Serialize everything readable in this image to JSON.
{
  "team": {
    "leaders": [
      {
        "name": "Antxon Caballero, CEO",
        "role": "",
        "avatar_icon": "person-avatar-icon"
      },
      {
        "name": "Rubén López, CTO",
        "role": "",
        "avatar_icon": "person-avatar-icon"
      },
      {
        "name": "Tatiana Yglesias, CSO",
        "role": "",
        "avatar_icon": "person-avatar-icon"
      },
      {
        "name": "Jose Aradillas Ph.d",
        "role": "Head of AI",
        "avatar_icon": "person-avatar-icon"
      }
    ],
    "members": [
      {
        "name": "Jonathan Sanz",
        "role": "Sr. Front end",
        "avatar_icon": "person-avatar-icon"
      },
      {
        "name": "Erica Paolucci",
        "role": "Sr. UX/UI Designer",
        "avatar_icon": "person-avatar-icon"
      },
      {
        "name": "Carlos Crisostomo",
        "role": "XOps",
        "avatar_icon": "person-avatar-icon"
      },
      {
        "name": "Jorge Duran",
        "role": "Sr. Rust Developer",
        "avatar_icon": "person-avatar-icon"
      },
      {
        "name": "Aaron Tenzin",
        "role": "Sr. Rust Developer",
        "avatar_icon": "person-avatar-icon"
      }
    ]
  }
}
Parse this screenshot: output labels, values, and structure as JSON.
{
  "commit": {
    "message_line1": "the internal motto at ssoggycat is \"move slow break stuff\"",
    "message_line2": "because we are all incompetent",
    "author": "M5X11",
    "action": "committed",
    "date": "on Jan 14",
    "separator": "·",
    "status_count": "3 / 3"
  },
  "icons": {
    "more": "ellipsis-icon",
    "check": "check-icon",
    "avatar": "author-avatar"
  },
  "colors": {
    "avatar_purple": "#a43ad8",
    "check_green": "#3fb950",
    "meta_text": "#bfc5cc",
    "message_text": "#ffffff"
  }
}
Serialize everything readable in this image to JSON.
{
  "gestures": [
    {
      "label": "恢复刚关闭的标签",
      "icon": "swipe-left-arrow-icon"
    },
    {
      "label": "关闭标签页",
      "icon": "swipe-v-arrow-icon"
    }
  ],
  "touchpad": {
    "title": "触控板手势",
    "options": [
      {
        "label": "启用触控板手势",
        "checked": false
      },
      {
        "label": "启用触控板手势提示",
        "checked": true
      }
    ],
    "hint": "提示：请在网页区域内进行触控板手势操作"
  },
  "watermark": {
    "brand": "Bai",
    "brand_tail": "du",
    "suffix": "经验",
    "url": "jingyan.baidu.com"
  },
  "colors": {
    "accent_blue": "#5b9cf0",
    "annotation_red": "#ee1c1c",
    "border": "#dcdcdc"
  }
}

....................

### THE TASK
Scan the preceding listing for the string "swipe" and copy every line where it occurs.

### RESULT
      "icon": "swipe-left-arrow-icon"
      "icon": "swipe-v-arrow-icon"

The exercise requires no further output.